The following data/keys are read when opening an image:

  FileSize, DataOffset, HeaderSize, Width, Height,

  Planes, BitCount, ColorBytes, Compression,

    (compression enum: RGB, RLE8, RLE4, BITFIELDS)

  ImageSize, XpixelsPerM, YpixelsPerM, ColorsUsed, ColorsImportant


$img = new Image::BMP(%options);
Constructs a new Image::BMP object:

Opens a file and reads the initial image information and colormap.

Opens a pipe to a command that outputs a bitmap (and reads image info/colormap). Example:

  $img->open_pipe("convert some.jpg bmp:-");

Close a file.

$img->load; $img->load($file);
Read the image in. Uses the file in %options if not specified.

$color = $img->colormap($index);
Lookup an index in the colormap;

$color = $img->xy($x,$y); $img->xy($x,$y,$color);
Lookup or set a pixel in the image by color. (Calls load if necessary)
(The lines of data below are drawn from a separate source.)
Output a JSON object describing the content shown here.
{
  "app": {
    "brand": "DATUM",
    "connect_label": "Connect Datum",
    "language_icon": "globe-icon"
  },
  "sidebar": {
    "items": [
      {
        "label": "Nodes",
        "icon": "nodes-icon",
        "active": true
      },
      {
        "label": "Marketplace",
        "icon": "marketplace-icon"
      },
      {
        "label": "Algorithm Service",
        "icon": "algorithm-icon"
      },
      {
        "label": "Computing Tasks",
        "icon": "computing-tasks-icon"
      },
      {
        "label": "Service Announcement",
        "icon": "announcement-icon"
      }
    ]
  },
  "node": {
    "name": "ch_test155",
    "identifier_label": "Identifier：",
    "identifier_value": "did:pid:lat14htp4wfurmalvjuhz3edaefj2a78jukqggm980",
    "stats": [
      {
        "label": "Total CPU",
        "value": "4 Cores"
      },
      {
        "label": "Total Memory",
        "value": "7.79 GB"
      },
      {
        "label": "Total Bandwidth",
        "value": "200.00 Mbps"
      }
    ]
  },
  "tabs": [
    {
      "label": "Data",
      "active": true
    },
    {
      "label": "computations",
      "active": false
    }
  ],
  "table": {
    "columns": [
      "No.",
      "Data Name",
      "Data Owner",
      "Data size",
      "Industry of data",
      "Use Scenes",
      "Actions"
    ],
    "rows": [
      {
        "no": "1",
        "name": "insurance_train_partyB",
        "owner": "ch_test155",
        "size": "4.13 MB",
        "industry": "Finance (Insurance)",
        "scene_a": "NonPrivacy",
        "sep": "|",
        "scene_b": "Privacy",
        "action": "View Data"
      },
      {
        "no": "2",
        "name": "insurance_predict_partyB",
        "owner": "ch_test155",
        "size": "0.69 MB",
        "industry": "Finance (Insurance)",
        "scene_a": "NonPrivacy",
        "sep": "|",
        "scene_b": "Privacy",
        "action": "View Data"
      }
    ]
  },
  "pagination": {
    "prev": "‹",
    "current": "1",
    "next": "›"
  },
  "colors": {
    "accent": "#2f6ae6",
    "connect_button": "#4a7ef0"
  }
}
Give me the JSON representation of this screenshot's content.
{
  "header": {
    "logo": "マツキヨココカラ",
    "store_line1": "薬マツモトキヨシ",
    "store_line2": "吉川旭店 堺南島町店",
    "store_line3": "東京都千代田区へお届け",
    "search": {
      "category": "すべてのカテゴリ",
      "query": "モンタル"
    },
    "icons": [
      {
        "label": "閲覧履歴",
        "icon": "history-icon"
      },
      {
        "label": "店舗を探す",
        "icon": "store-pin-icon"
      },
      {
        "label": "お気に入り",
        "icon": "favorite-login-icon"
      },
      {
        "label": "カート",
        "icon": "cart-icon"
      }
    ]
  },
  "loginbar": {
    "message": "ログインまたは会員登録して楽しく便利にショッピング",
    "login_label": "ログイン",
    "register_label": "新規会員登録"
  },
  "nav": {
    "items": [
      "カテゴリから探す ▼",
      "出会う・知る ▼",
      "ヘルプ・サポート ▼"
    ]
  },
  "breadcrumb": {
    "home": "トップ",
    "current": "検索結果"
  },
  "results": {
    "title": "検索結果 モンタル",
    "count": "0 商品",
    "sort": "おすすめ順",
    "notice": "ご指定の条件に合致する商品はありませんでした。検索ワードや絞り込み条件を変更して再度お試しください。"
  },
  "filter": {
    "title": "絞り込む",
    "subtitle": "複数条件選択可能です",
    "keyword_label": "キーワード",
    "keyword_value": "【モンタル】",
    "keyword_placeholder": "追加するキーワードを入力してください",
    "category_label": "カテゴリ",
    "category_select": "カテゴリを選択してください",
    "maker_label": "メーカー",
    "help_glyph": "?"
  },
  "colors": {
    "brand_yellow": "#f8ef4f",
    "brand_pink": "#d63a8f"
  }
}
$index = $img->xy_index($x,$y); $img->xy_index($x,$y,$index);
Lookup or set a pixel in the image by index. (Calls load if necessary)

($r,$g,$b) = $img->xy_rgb($x,$y); $img->xy_rgb($x,$y,$r,$g,$b);
Lookup or set a pixel in the image by rgb values. (Calls load if necessary)

Do a print of the image in crude ASCII fashion. Useful for debugging of small images. For kicks, open an xterm, set the font to ``unreadable'' and view the output. (Calls load if necessary)

$img->debug( [$val] )
Get/set the debug setting. Values are:
  1. quiet
  2. Minimal info
  3. Colorspace
  4. Pixel data

Generally only debug=0 or =1 are useful.

$img->remember_image( [$val] )
Get/set the remember_image setting. See ADD_PIXEL below.

$img->add_pixel( [$code] )
Get/set the add_pixel subroutine pointer.


Instead of having the object read the image into memory (or in addition to), you can process all the image data yourself by supplying a callback function:

 sub my_add {

   my ($img,$x,$y,$r,$g,$b) = @_;

   print "add pixel $x,$y = $r,$g,$b\n";


 my $img = new Image::BMP(file => 'some.bmp', add_pixel = \&my_add);


It may be useful to note that most bitmaps are read from left to right and bottom to top (x from 0 to width, y from height to 0), though the compression can skip values.

If you supply an add_pixel callback then load will not store the image data for efficiency. This means, however, that view_ascii, xy and xy_rgb will not work. You can use add_pixel and still save the image in memory by setting remember_image.


  1. -bit RLE compression
  2. I haven't seen an image like this yet, it wouldn't be hard to add.

    bitfields compression
    I don't even know what that is..

    RLE 'delta' compression
    This isn't tested yet - I haven't seen an image that uses this portion of RLE compression, so it currently does what I think is right and then prints a message asking you to send me the image/results.


  Copyright 2004 <a href=''>David Ljung Madison</a>.  All rights reserved.

  See: <a href=''></a>